When President Biden announced that the United States would be rejoining the Paris Agreement in April 2021, he set a target to reduce economy-wide greenhouse gas emissions by 50-52 percent from 2005 levels by the year 2030.
This major announcement at the federal level added to the momentum that had been building for years through state and utility renewable energy goals. In 2018, Xcel Energy’s landmark commitment to achieving 100-percent carbon-free electricity across its service territory by 2050 triggered a number of other announcements from electricity providers big and small.
Now, according to the Smart Electric Power Alliance’s Utility Carbon-Reduction Tracker, 82 percent of customer accounts in United States are served by a utility with a carbon-reduction target (or a utility owned by a parent company that has a target). In addition, 74 percent of accounts are served by a utility with a 100-percent carbon reduction goal.
On the state level, Hawaii, Washington, Minnesota, New York, California and others have been leading the way with standards to achieve 100-percent renewable energy generation. For example, Washington’s Clean Energy Transformation Act (CETA) commits the state to 100-percent clean electricity by 2045.
While there has been undeniable progress from government at all levels and electricity providers of all types, what do American consumers know about these targets? And do they support them?

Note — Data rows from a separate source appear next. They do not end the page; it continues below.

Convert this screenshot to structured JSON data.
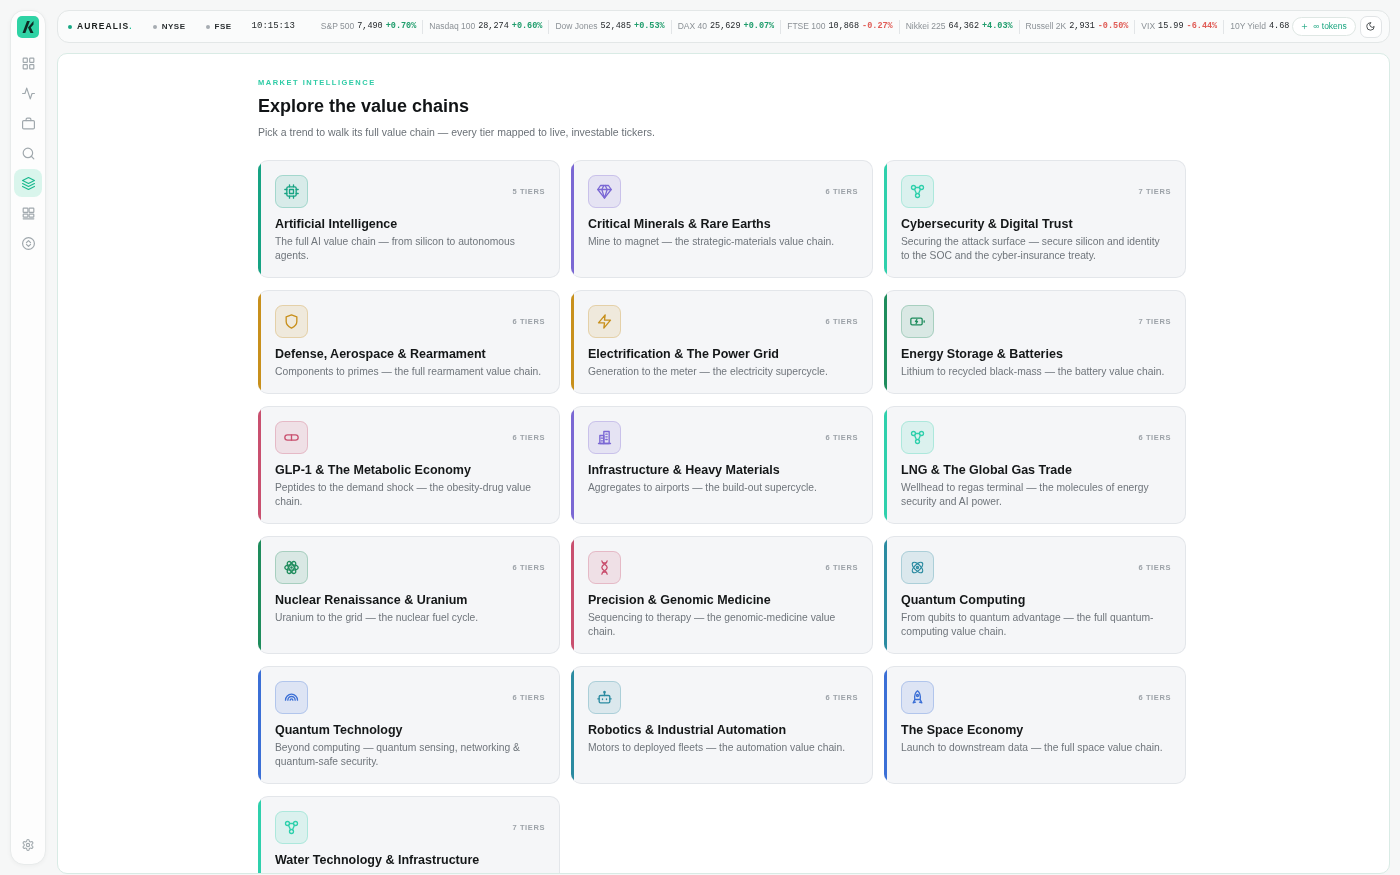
{
  "sidebar": {
    "nav": [
      {
        "selected": false
      },
      {
        "selected": false
      },
      {
        "selected": false
      },
      {
        "selected": false
      },
      {
        "selected": true
      },
      {
        "selected": false
      },
      {
        "selected": false
      }
    ]
  },
  "topbar": {
    "brand": {
      "name": "AUREALIS",
      "suffix": ".",
      "live": true
    },
    "markets": [
      {
        "name": "NYSE",
        "open": false
      },
      {
        "name": "FSE",
        "open": false
      }
    ],
    "clock": "10:15:13",
    "tickers": [
      {
        "name": "S&P 500",
        "value": "7,490",
        "change": "+0.70%",
        "color": "#1f9d6c"
      },
      {
        "name": "Nasdaq 100",
        "value": "28,274",
        "change": "+0.60%",
        "color": "#1f9d6c"
      },
      {
        "name": "Dow Jones",
        "value": "52,485",
        "change": "+0.53%",
        "color": "#1f9d6c"
      },
      {
        "name": "DAX 40",
        "value": "25,629",
        "change": "+0.07%",
        "color": "#1f9d6c"
      },
      {
        "name": "FTSE 100",
        "value": "10,868",
        "change": "-0.27%",
        "color": "#e05d57"
      },
      {
        "name": "Nikkei 225",
        "value": "64,362",
        "change": "+4.03%",
        "color": "#1f9d6c"
      },
      {
        "name": "Russell 2K",
        "value": "2,931",
        "change": "-0.50%",
        "color": "#e05d57"
      },
      {
        "name": "VIX",
        "value": "15.99",
        "change": "-6.44%",
        "color": "#e05d57"
      },
      {
        "name": "10Y Yield",
        "value": "4.68"
      }
    ],
    "tokens_button": {
      "label": "∞ tokens"
    }
  },
  "page": {
    "eyebrow": "MARKET INTELLIGENCE",
    "title": "Explore the value chains",
    "subtitle": "Pick a trend to walk its full value chain — every tier mapped to live, investable tickers."
  },
  "cards": [
    {
      "title": "Artificial Intelligence",
      "description": "The full AI value chain — from silicon to autonomous agents.",
      "tiers": "5 TIERS",
      "color": "#16a383"
    },
    {
      "title": "Critical Minerals & Rare Earths",
      "description": "Mine to magnet — the strategic-materials value chain.",
      "tiers": "6 TIERS",
      "color": "#7b68d4"
    },
    {
      "title": "Cybersecurity & Digital Trust",
      "description": "Securing the attack surface — secure silicon and identity to the SOC and the cyber-insurance treaty.",
      "tiers": "7 TIERS",
      "color": "#2fd0ac"
    },
    {
      "title": "Defense, Aerospace & Rearmament",
      "description": "Components to primes — the full rearmament value chain.",
      "tiers": "6 TIERS",
      "color": "#c8901c"
    },
    {
      "title": "Electrification & The Power Grid",
      "description": "Generation to the meter — the electricity supercycle.",
      "tiers": "6 TIERS",
      "color": "#c8901c"
    },
    {
      "title": "Energy Storage & Batteries",
      "description": "Lithium to recycled black-mass — the battery value chain.",
      "tiers": "7 TIERS",
      "color": "#1e8c5c"
    },
    {
      "title": "GLP-1 & The Metabolic Economy",
      "description": "Peptides to the demand shock — the obesity-drug value chain.",
      "tiers": "6 TIERS",
      "color": "#c9506f"
    },
    {
      "title": "Infrastructure & Heavy Materials",
      "description": "Aggregates to airports — the build-out supercycle.",
      "tiers": "6 TIERS",
      "color": "#7b68d4"
    },
    {
      "title": "LNG & The Global Gas Trade",
      "description": "Wellhead to regas terminal — the molecules of energy security and AI power.",
      "tiers": "6 TIERS",
      "color": "#2fd0ac"
    },
    {
      "title": "Nuclear Renaissance & Uranium",
      "description": "Uranium to the grid — the nuclear fuel cycle.",
      "tiers": "6 TIERS",
      "color": "#1e8c5c"
    },
    {
      "title": "Precision & Genomic Medicine",
      "description": "Sequencing to therapy — the genomic-medicine value chain.",
      "tiers": "6 TIERS",
      "color": "#c9506f"
    },
    {
      "title": "Quantum Computing",
      "description": "From qubits to quantum advantage — the full quantum-computing value chain.",
      "tiers": "6 TIERS",
      "color": "#2b8ba1"
    },
    {
      "title": "Quantum Technology",
      "description": "Beyond computing — quantum sensing, networking & quantum-safe security.",
      "tiers": "6 TIERS",
      "color": "#3b6fd6"
    },
    {
      "title": "Robotics & Industrial Automation",
      "description": "Motors to deployed fleets — the automation value chain.",
      "tiers": "6 TIERS",
      "color": "#2b8ba1"
    },
    {
      "title": "The Space Economy",
      "description": "Launch to downstream data — the full space value chain.",
      "tiers": "6 TIERS",
      "color": "#3b6fd6"
    },
    {
      "title": "Water Technology & Infrastructure",
      "tiers": "7 TIERS",
      "color": "#2fd0ac"
    }
  ]
}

To uncover Americans’ concerns with renewable energy, their awareness and support for clean energy targets, their willingness to pay more for 100-percent renewable energy and more, the Smart Energy Consumer Collaborative (SECC) recently conducted a nationwide survey of 2,000 Americans 18 or older who are responsible for making energy-related decisions at home.
This research revealed that the vast majority of Americans are not aware of any clean energy targets set by their electricity providers or government. In fact, only 16 percent stated that they were aware of a target from either entity, and just six percent stated that they were aware of a target from their provider – despite, as noted, 82 percent of Americans being served by a utility with a carbon reduction target.

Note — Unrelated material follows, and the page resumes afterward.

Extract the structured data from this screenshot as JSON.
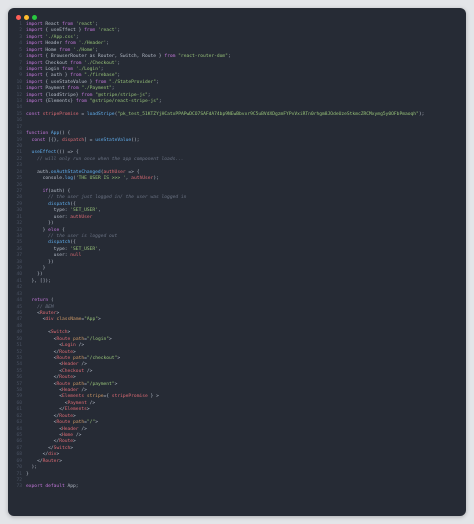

While this lack of awareness certainly points to an opportunity for more consumer education from both the government and providers, there’s still some positive news. First, younger consumers (18-34 years old) are more likely to be aware of carbon reduction targets; 22 percent are aware of a renewable energy target compared to just 14 percent of consumers over 35 years old.

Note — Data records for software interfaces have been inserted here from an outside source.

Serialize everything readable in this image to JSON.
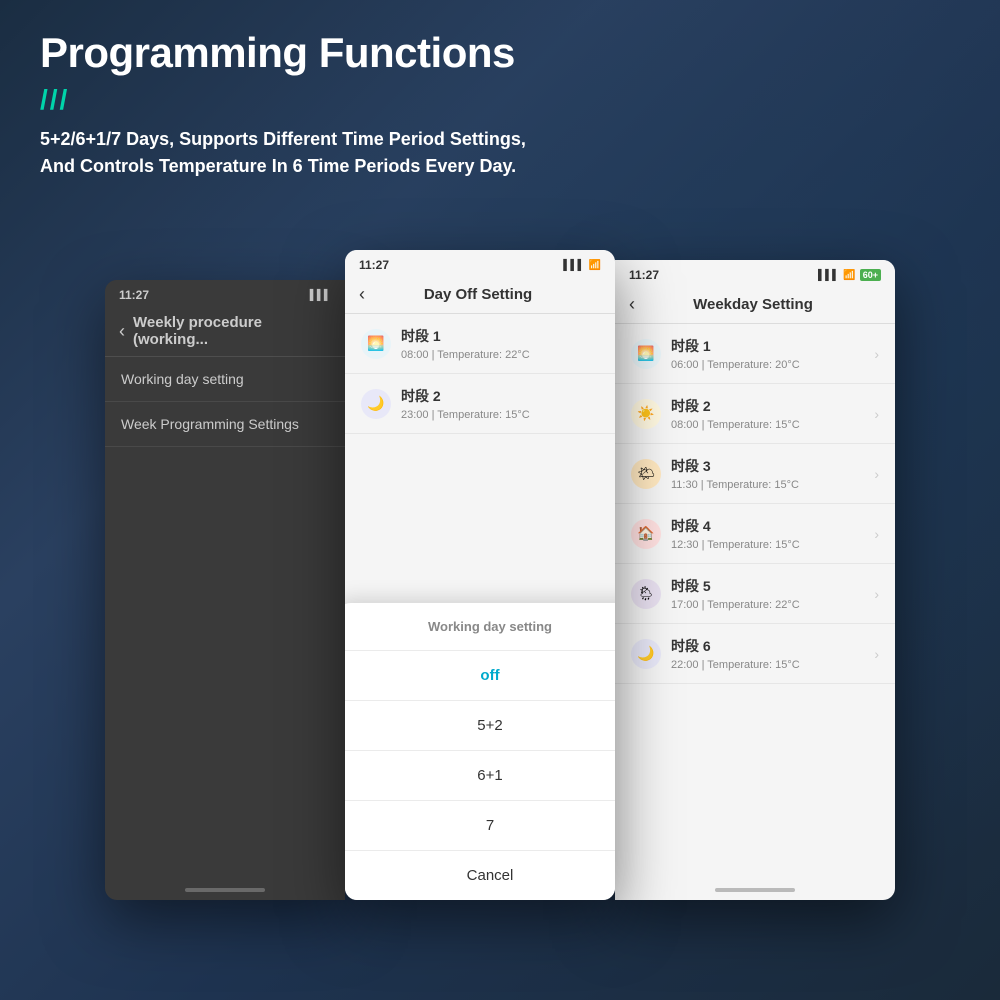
{
  "header": {
    "title": "Programming Functions",
    "accent": "///",
    "subtitle_line1": "5+2/6+1/7 Days, Supports Different Time Period Settings,",
    "subtitle_line2": "And Controls Temperature In 6 Time Periods Every Day."
  },
  "phone1": {
    "status_time": "11:27",
    "nav_back": "‹",
    "nav_title": "Weekly procedure (working...",
    "list_items": [
      "Working day setting",
      "Week Programming Settings"
    ]
  },
  "phone2": {
    "status_time": "11:27",
    "nav_back": "‹",
    "nav_title": "Day Off Setting",
    "periods": [
      {
        "icon": "🌅",
        "name": "时段 1",
        "time": "08:00  |  Temperature: 22°C"
      },
      {
        "icon": "🌙",
        "name": "时段 2",
        "time": "23:00  |  Temperature: 15°C"
      }
    ]
  },
  "phone3": {
    "status_time": "11:27",
    "nav_back": "‹",
    "nav_title": "Weekday Setting",
    "periods": [
      {
        "icon": "🌅",
        "name": "时段 1",
        "time": "06:00  |  Temperature: 20°C"
      },
      {
        "icon": "☀️",
        "name": "时段 2",
        "time": "08:00  |  Temperature: 15°C"
      },
      {
        "icon": "🌤",
        "name": "时段 3",
        "time": "11:30  |  Temperature: 15°C"
      },
      {
        "icon": "🏠",
        "name": "时段 4",
        "time": "12:30  |  Temperature: 15°C"
      },
      {
        "icon": "🌦",
        "name": "时段 5",
        "time": "17:00  |  Temperature: 22°C"
      },
      {
        "icon": "🌙",
        "name": "时段 6",
        "time": "22:00  |  Temperature: 15°C"
      }
    ]
  },
  "popup": {
    "header": "Working day setting",
    "options": [
      "off",
      "5+2",
      "6+1",
      "7"
    ],
    "cancel": "Cancel",
    "active_option": "off"
  },
  "colors": {
    "accent": "#00d4aa",
    "dark_bg": "#3a3a3a",
    "light_bg": "#f5f5f5"
  }
}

Secondly, when made aware of these targets, consumers are generally very supportive. Sixty percent characterized the federal government’s “80-percent renewable energy generation by 2030” target as a step in the right direction. And when it comes to the utility’s role, almost half (48 percent) of respondents expect their utility to make it a high priority to contribute to this target. An additional 32 percent would like to see their utility make it a medium priority.
Furthermore, when asked how important it is that the United States achieves 80-percent renewable energy generation by 2030, 74 percent of all consumers stated that this was either somewhat or very important to them.
However, there are some notable discrepancies between SECC’s consumer segments.
Only 27 percent of the Comfort Seekers believe that it’s very or somewhat important. These consumers – who represent just 12 percent of the population – prioritize their own comfort and generally are not interested in energy-saving programs from their electricity providers. But, in this case, as in many others in our research, there is a considerable gap between the opinions of this segment and the other four.
For example, even with the Trusting Traditionalists, a segment that’s often overwhelmed by technology and isn’t strongly motivated by the environmental benefits of utility programs, there’s significant support for the 80-percent renewables target; 71 percent of consumers in this segment believe it’s very or somewhat important to achieve this goal.
When we look at the three remaining segments that have stronger environmental values – the Green Pioneers, Simply Sustainable and Connected Pragmatists – we see that 88, 82 and 79 percent, respectively, believe that it’s somewhat or very important the United States achieves the target of 80-percent renewable energy generation by 2030.
While there has been considerable progress in developing a cleaner energy industry in recent years, our research shows that consumers have largely been left in the dark on these efforts. However, as they are largely supportive of these goals, with the right education and outreach, many Americans are likely to be active participants in the clean energy transition.
To learn more about consumers’ understanding of and support for the transition to renewable energy, read the “Renewables: Engaging Consumers in the Clean Energy Transition” report.